For eight years the Wichita school district, not just certain schools, has failed to meet the accountability requirements under the No Child Left Behind law. Our state could replace USD 259's superintendent and school board with a trustee to deal with our district's four-year corrective-action status. The federal government could require the state to do more than this if Kansas refuses to take corrective action against our district.
This continued failure without consequences raises a question: Is the largest district in the state too powerful to be held accountable under the No Child Left Behind law? Is the Wichita district really just a large ship, difficult to turn because of its size and sitting in the wrong ocean? Think about it: By moving 15 schools from Title I classification, the district removed several schools currently "on improvement" from further oversight under the NCLB law.

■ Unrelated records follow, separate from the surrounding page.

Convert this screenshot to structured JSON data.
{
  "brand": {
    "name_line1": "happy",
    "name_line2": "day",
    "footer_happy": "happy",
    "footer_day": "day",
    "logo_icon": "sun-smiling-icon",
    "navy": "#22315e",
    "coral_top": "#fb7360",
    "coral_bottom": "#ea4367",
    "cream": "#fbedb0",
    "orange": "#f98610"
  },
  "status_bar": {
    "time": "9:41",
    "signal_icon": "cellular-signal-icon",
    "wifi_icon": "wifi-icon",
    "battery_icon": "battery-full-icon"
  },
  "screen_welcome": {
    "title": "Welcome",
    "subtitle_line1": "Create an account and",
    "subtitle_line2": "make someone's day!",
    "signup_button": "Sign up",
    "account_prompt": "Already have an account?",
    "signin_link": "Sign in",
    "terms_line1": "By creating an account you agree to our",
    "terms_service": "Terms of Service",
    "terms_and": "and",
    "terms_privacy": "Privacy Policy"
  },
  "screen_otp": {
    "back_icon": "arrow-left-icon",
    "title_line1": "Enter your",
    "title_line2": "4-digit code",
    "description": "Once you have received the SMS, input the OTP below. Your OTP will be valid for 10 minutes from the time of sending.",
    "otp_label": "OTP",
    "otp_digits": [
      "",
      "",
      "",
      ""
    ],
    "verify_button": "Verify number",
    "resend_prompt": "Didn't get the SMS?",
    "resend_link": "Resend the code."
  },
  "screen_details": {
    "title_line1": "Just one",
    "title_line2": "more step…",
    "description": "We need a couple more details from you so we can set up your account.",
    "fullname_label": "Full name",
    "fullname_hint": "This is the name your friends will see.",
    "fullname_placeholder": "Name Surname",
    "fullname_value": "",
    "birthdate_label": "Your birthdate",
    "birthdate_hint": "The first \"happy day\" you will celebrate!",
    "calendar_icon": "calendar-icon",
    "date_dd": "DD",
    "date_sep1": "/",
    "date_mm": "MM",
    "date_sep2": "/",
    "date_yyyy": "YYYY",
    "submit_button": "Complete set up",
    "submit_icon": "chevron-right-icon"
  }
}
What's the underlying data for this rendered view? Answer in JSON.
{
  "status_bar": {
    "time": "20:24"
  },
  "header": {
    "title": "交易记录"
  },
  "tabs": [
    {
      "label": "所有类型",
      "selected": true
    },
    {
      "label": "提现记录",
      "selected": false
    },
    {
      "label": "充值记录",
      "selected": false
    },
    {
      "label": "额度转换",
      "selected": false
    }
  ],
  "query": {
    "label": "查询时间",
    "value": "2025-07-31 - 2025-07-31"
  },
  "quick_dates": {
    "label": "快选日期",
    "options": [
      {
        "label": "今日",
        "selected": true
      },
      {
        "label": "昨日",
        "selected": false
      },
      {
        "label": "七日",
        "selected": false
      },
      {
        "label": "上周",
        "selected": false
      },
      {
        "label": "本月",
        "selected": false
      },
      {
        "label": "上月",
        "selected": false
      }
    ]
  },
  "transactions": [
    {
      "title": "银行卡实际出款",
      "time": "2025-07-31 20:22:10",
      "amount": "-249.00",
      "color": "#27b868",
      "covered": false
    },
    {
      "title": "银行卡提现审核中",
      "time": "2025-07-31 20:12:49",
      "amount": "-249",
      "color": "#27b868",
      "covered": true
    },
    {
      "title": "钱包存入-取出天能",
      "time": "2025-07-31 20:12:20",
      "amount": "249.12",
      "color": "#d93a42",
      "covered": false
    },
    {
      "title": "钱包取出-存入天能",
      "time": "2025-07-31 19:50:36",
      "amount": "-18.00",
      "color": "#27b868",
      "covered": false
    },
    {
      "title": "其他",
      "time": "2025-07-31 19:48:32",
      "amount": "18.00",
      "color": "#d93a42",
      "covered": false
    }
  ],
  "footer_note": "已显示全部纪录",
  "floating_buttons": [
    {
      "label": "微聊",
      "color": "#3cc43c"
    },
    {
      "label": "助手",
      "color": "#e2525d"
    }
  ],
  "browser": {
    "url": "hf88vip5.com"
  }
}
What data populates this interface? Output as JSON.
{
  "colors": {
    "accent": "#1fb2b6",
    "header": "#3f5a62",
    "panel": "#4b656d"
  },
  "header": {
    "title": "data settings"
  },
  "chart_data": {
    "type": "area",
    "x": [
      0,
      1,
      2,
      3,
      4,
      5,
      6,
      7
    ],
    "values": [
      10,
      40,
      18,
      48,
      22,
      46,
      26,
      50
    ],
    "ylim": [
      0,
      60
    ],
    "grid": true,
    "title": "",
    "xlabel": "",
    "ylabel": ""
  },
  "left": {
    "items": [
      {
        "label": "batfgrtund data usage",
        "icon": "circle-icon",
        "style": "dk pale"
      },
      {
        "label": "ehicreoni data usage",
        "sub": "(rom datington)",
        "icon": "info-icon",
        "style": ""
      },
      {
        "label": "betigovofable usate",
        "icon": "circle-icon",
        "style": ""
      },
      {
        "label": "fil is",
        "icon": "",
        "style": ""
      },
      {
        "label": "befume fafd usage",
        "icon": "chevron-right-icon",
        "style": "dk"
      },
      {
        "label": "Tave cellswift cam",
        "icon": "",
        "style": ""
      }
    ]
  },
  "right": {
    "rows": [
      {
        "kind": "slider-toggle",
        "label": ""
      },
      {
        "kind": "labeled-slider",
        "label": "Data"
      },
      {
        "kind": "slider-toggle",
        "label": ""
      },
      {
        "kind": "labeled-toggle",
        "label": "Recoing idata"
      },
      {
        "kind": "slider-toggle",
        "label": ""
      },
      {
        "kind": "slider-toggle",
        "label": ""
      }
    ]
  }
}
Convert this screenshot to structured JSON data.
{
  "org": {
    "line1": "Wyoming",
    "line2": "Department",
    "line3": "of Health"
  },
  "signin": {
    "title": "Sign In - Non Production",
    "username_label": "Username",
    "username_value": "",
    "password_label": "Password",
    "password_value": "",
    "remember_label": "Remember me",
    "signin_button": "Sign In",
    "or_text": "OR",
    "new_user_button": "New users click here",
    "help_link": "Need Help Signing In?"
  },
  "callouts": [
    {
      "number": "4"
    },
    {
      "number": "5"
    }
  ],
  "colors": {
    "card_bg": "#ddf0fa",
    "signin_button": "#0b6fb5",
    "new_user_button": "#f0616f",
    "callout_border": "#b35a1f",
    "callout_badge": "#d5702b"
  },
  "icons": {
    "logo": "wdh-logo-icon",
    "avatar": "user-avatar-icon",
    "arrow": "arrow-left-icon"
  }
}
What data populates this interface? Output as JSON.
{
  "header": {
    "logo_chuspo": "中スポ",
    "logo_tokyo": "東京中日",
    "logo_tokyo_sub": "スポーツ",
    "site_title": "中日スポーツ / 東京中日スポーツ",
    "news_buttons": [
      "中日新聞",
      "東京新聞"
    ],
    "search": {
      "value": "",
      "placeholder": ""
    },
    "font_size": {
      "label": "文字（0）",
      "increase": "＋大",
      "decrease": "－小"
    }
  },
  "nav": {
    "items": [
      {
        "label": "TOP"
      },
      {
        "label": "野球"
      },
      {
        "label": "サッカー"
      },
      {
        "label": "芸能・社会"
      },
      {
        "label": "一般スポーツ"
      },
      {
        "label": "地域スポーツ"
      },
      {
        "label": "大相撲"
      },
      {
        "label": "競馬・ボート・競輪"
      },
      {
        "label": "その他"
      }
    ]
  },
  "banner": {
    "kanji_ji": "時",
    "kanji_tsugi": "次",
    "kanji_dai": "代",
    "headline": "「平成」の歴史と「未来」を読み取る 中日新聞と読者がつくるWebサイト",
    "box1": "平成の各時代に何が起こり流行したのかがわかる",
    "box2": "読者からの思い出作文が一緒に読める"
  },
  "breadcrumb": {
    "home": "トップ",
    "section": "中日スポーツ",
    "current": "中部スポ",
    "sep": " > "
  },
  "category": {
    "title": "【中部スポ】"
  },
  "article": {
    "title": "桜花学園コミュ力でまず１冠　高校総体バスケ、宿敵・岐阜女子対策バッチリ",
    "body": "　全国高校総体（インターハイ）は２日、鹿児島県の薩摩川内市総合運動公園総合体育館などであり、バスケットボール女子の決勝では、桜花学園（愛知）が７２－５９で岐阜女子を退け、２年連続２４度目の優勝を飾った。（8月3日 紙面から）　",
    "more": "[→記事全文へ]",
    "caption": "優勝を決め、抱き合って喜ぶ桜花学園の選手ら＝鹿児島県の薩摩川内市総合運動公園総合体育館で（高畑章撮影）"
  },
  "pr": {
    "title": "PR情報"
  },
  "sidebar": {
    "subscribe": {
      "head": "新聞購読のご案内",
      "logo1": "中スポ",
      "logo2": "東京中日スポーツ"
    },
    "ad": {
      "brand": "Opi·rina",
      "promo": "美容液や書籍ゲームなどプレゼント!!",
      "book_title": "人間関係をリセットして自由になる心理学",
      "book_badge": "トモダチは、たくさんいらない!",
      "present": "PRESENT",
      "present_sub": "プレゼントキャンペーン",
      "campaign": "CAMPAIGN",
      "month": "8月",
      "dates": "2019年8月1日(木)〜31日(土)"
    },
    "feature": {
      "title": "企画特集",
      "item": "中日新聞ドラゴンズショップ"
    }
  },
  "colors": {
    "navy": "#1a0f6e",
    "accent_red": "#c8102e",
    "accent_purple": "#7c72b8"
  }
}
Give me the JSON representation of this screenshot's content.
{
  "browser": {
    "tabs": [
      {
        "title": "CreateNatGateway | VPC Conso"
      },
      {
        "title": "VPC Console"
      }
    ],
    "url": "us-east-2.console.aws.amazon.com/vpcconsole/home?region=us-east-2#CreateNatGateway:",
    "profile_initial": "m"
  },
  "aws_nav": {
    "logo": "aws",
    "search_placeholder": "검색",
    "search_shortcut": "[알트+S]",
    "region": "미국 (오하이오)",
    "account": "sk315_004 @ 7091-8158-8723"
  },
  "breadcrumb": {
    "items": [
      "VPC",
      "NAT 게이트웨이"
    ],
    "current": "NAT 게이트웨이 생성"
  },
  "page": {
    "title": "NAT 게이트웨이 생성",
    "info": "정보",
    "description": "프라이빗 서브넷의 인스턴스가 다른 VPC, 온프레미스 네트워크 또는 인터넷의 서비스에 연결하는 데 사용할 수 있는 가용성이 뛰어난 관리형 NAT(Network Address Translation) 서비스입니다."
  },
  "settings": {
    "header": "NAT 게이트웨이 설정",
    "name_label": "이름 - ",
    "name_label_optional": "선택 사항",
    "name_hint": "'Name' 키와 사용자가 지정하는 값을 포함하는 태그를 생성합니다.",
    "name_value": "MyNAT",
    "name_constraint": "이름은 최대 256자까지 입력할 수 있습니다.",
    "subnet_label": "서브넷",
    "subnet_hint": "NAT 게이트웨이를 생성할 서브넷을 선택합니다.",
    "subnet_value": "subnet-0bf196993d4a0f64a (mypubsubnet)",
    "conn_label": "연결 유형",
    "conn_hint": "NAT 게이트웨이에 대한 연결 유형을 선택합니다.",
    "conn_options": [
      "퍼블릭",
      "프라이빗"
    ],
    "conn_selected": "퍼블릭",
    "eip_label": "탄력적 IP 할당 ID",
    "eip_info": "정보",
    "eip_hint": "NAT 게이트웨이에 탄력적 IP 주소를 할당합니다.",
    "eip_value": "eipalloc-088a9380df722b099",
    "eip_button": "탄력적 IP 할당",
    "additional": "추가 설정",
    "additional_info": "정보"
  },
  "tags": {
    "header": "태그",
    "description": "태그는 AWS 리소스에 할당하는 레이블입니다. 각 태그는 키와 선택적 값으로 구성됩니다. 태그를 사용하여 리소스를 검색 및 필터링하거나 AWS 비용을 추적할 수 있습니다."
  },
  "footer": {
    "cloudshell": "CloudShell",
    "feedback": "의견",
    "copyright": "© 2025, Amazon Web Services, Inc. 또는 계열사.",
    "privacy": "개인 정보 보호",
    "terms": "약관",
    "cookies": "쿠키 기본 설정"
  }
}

We cannot ignore that behind all the numbers are real children struggling to learn to read. Do we look into their faces and say, "Sorry, we just can't teach everyone?"
Paul speaks out
Can anyone explain to me why Rep. Ron Paul, R-Texas, who placed a very close second to Rep. Michele Bachmann, R-Minn., in the Iowa straw poll, is not rated as one of the top three GOP candidates for president in media reports? He seems to be the only politician who is speaking out against the United States' warring madness.
The Eagle's Aug. 16 front-page report on the cost of war should have given everyone pause, including our congressmen and president. The horrendous debt of our country will never be paid off unless we cut the outlandish and unreasonable amount we are spending on war. The politicians who talk about cutting the size of government are disingenuous in their rhetoric unless they include a desire to cut the size of the military. It seems as if our government wants to expand our military as the way to create more jobs.
I doubt that any president will be able to curb our war mentality, but it would be refreshing to have one who would think and talk like Paul.
Cal Thomas wrote: "Living within our means has been replaced with 'entitlement,' 'spreading the wealth around' and 'fairness'" ("America needs to learn how to 'do without,'" Aug. 10 Opinion). He then shared a quote from Ric Edelman, CEO of Edelman Financial Services, who said that the market's downturn "is a political reaction, not an economic reaction. . . . The 500 biggest companies in America are still sitting on $1 trillion in cash." Thomas ended his column with this stunning opinion: "Getting that $1 trillion off the sidelines will also require a different political reaction. That will come in fall 2012. . . ."
Unemployment is at more than 9 percent, and those left working often have to put in punishing overtime hours to keep up with the work. Yet corporate America feels entitled to hoard $1 trillion. Apparently, jobs for average Americans will come only if we bow to the sense of entitlement felt by people like Edelman to have the elected officials they want and can control.
Let the debate continue over entitlements of people on Social Security and those who have been thrown out of work by corporate America and must rely on meager unemployment benefits. But we also need to debate the entitlement attitudes of the elite among us.